Learn to prepare creamy-type soups without all the cream. Prepare vegetable and squash soups, using seasonal veggies that are packed full of vitamins and minerals, and that satisfy our need for a hearty meal. Remember to drink plenty of water (8 glasses a day), and get enough healthy oil in your diet to keep your skin from drying out and chapping (Vitamin E, Vitamin D, Flax Seed Oil, and/or Evening Primrose are healthy choices for oil intake). Of course, everything in moderation, and each person has to decide what works best for them. We need a certain amount of fats in our diet, and we need to not overdo our intake of any one element. Balance is the key. Get plenty of exercise. Bundle up and get out of the house for some fresh air, a brisk walk or run, and keep active. Clear a space in the house to do a morning yoga, pilates, or stretching routine. Take breaks from your work, and keep moving.

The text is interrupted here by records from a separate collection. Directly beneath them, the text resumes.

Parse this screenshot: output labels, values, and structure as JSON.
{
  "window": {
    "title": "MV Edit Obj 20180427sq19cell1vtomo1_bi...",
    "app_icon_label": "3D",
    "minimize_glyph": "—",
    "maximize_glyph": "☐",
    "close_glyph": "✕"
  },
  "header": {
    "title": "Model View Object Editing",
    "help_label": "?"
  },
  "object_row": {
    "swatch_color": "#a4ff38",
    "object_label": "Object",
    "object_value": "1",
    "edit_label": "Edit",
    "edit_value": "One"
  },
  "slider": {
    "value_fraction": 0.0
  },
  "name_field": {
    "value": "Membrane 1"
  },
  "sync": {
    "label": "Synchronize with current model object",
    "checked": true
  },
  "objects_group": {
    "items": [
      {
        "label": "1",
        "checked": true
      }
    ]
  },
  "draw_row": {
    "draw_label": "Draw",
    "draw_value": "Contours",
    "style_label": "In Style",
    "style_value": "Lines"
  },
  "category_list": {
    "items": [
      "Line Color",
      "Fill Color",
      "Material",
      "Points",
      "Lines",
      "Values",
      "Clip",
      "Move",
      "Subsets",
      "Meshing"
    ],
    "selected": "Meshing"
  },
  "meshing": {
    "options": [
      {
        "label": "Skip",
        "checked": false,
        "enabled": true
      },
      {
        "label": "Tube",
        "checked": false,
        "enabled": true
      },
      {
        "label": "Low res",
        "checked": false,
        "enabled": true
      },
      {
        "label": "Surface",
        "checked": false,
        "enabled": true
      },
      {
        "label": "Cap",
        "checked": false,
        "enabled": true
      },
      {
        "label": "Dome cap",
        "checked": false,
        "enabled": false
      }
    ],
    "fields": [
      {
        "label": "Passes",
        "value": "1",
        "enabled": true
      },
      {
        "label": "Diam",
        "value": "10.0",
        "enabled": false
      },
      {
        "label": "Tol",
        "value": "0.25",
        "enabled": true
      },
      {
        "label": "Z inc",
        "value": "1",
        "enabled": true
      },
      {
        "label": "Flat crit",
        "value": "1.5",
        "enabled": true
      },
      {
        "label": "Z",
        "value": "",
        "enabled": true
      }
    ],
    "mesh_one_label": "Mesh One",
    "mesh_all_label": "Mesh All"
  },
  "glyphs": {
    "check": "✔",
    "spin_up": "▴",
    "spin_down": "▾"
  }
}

Lighten Your Mood
Lighten Your Mood Catherine Al-Meten

Lighten Your Mood

Have some fun. Play games, invite a friend over for dinner, or go to the movies. Make popcorn, and watch a movie at home. Go to the library and get a stack of books to read. Check out your favorite chidlren’s book, and reread it now that you’re grown up. Play scrabble, word games, charades, or dominoes. Pull out the board games. A fun game of Candy Land or Fibber might lighten your mood. Play chess or checkers, or have a poker or hearts party with your family or friends the next time you’re together. Set up the ping pong table in the garage or basement, and get a tournament going. Fix up an old bike, and start riding again. Go ice skating or roller skating, or head to the bowling alley or the miniature golf course. Go for a walk on the beach or hike up your favorite trail. Get outside and have some fun, and if it snows, enjoy how life slows down and gets quieter than usual. Take it in, and let it soothe your soul and calm you down. Enjoy the lightness of being, and breathe more mindfully as we move deeper into the winter.Lightrn

Look for Inspiration
Look for Inspiration Catherine Al-Meten

Look for Inspiration

Head for the library. Read something inspiring (sacred writings, poetry, a novel, or the autobiography of someone great). Make a list of your favorite quotes. Write up some poetry and/or words of inspiration to give to someone special in your life (I’m doing this for my Granddaughter). Read the Christmas Story if you are celebrating Christmas. Read the sacred stories of your traditions, and remind yourself of your relationship with those traditions. Read something written by your favorite writers. Reread something that always lifts your spirits, or write a poem, a haiku, or a letter for someone special. Draw, paint, or photography something you find uplifting, and frame it to hang in a special place in your home. Keep things moving in your life by moving things around to keep your interests, focus, and mind lifted. For example, I put a new photograph in my office and bedroom each season--something to get me thinking in a new direction or focusing on something of importance.